───── Exercise materials ─────

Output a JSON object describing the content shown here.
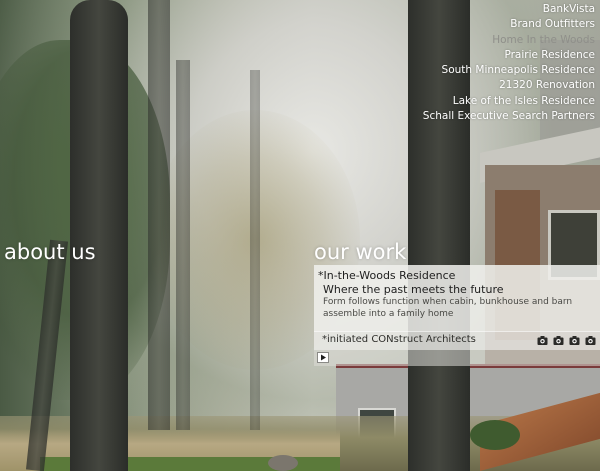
{
  "nav": {
    "projects": [
      {
        "label": "BankVista",
        "active": false
      },
      {
        "label": "Brand Outfitters",
        "active": false
      },
      {
        "label": "Home In the Woods",
        "active": true
      },
      {
        "label": "Prairie Residence",
        "active": false
      },
      {
        "label": "South Minneapolis Residence",
        "active": false
      },
      {
        "label": "21320 Renovation",
        "active": false
      },
      {
        "label": "Lake of the Isles Residence",
        "active": false
      },
      {
        "label": "Schall Executive Search Partners",
        "active": false
      }
    ]
  },
  "sections": {
    "about": "about us",
    "work": "our work"
  },
  "panel": {
    "project_name": "*In-the-Woods Residence",
    "tagline": "Where the past meets the future",
    "description": "Form follows function when cabin, bunkhouse and barn assemble into a family home",
    "credit": "*initiated CONstruct Architects",
    "camera_icons": [
      "camera-icon",
      "camera-icon",
      "camera-icon",
      "camera-icon"
    ],
    "play_icon": "play-icon"
  },
  "colors": {
    "nav_text": "#ffffff",
    "nav_active": "#8f8f8a",
    "panel_bg": "#f0f0ec"
  }
}
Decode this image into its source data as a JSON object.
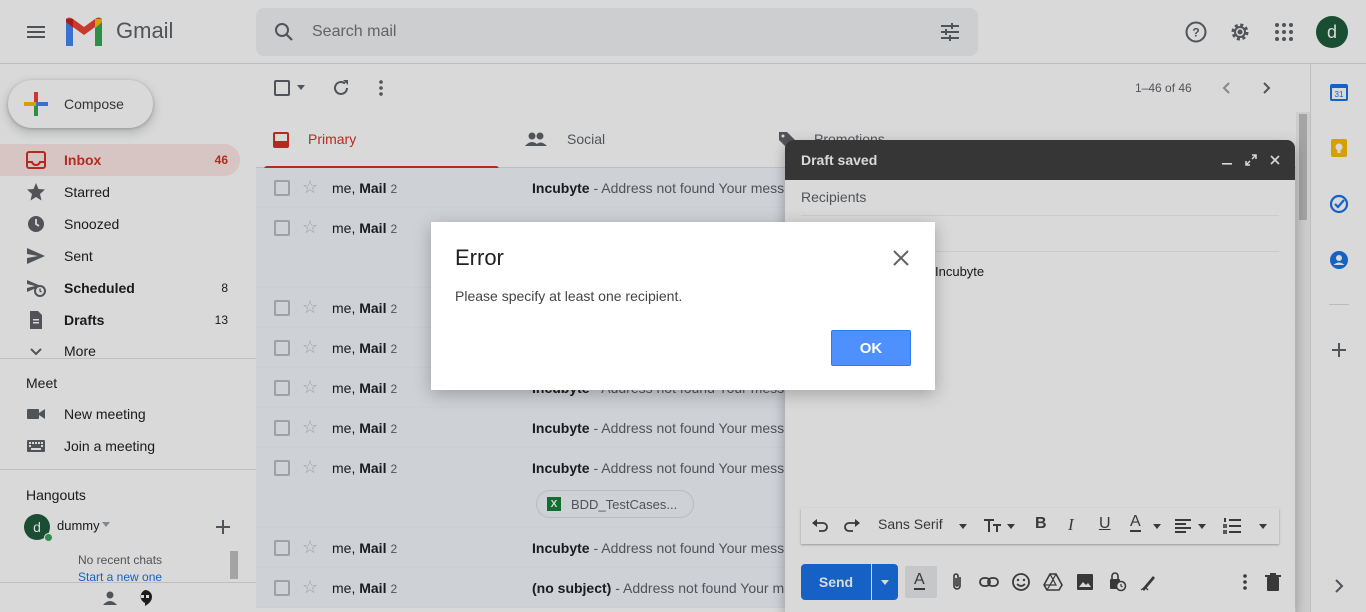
{
  "header": {
    "app_name": "Gmail",
    "search_placeholder": "Search mail",
    "avatar_letter": "d"
  },
  "sidebar": {
    "compose_label": "Compose",
    "items": [
      {
        "label": "Inbox",
        "count": "46",
        "icon": "inbox-icon"
      },
      {
        "label": "Starred",
        "count": "",
        "icon": "star-icon"
      },
      {
        "label": "Snoozed",
        "count": "",
        "icon": "clock-icon"
      },
      {
        "label": "Sent",
        "count": "",
        "icon": "send-icon"
      },
      {
        "label": "Scheduled",
        "count": "8",
        "icon": "scheduled-icon"
      },
      {
        "label": "Drafts",
        "count": "13",
        "icon": "draft-icon"
      },
      {
        "label": "More",
        "count": "",
        "icon": "chevron-down-icon"
      }
    ],
    "meet": {
      "title": "Meet",
      "items": [
        {
          "label": "New meeting",
          "icon": "video-icon"
        },
        {
          "label": "Join a meeting",
          "icon": "keyboard-icon"
        }
      ]
    },
    "hangouts": {
      "title": "Hangouts",
      "user": "dummy",
      "user_letter": "d",
      "no_chats": "No recent chats",
      "start_new": "Start a new one"
    }
  },
  "toolbar": {
    "pagination": "1–46 of 46"
  },
  "tabs": [
    {
      "label": "Primary",
      "icon": "inbox-icon"
    },
    {
      "label": "Social",
      "icon": "people-icon"
    },
    {
      "label": "Promotions",
      "icon": "tag-icon"
    }
  ],
  "emails": [
    {
      "sender_pre": "me, ",
      "sender": "Mail",
      "count": "2",
      "subject": "Incubyte",
      "snippet": " - Address not found Your mess"
    },
    {
      "sender_pre": "me, ",
      "sender": "Mail",
      "count": "2",
      "subject": "",
      "snippet": ""
    },
    {
      "sender_pre": "me, ",
      "sender": "Mail",
      "count": "2",
      "subject": "",
      "snippet": ""
    },
    {
      "sender_pre": "me, ",
      "sender": "Mail",
      "count": "2",
      "subject": "",
      "snippet": ""
    },
    {
      "sender_pre": "me, ",
      "sender": "Mail",
      "count": "2",
      "subject": "Incubyte",
      "snippet": " - Address not found Your mess"
    },
    {
      "sender_pre": "me, ",
      "sender": "Mail",
      "count": "2",
      "subject": "Incubyte",
      "snippet": " - Address not found Your mess"
    },
    {
      "sender_pre": "me, ",
      "sender": "Mail",
      "count": "2",
      "subject": "Incubyte",
      "snippet": " - Address not found Your mess",
      "attachment": "BDD_TestCases..."
    },
    {
      "sender_pre": "me, ",
      "sender": "Mail",
      "count": "2",
      "subject": "Incubyte",
      "snippet": " - Address not found Your mess"
    },
    {
      "sender_pre": "me, ",
      "sender": "Mail",
      "count": "2",
      "subject": "(no subject)",
      "snippet": " - Address not found Your m"
    }
  ],
  "compose_window": {
    "title": "Draft saved",
    "recipients_placeholder": "Recipients",
    "body_visible": "Incubyte",
    "font_name": "Sans Serif",
    "send_label": "Send"
  },
  "dialog": {
    "title": "Error",
    "message": "Please specify at least one recipient.",
    "ok_label": "OK"
  },
  "colors": {
    "accent_red": "#d93025",
    "send_blue": "#1a73e8",
    "ok_blue": "#4d90fe"
  }
}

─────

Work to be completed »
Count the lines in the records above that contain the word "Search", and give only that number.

Exercise answer »
2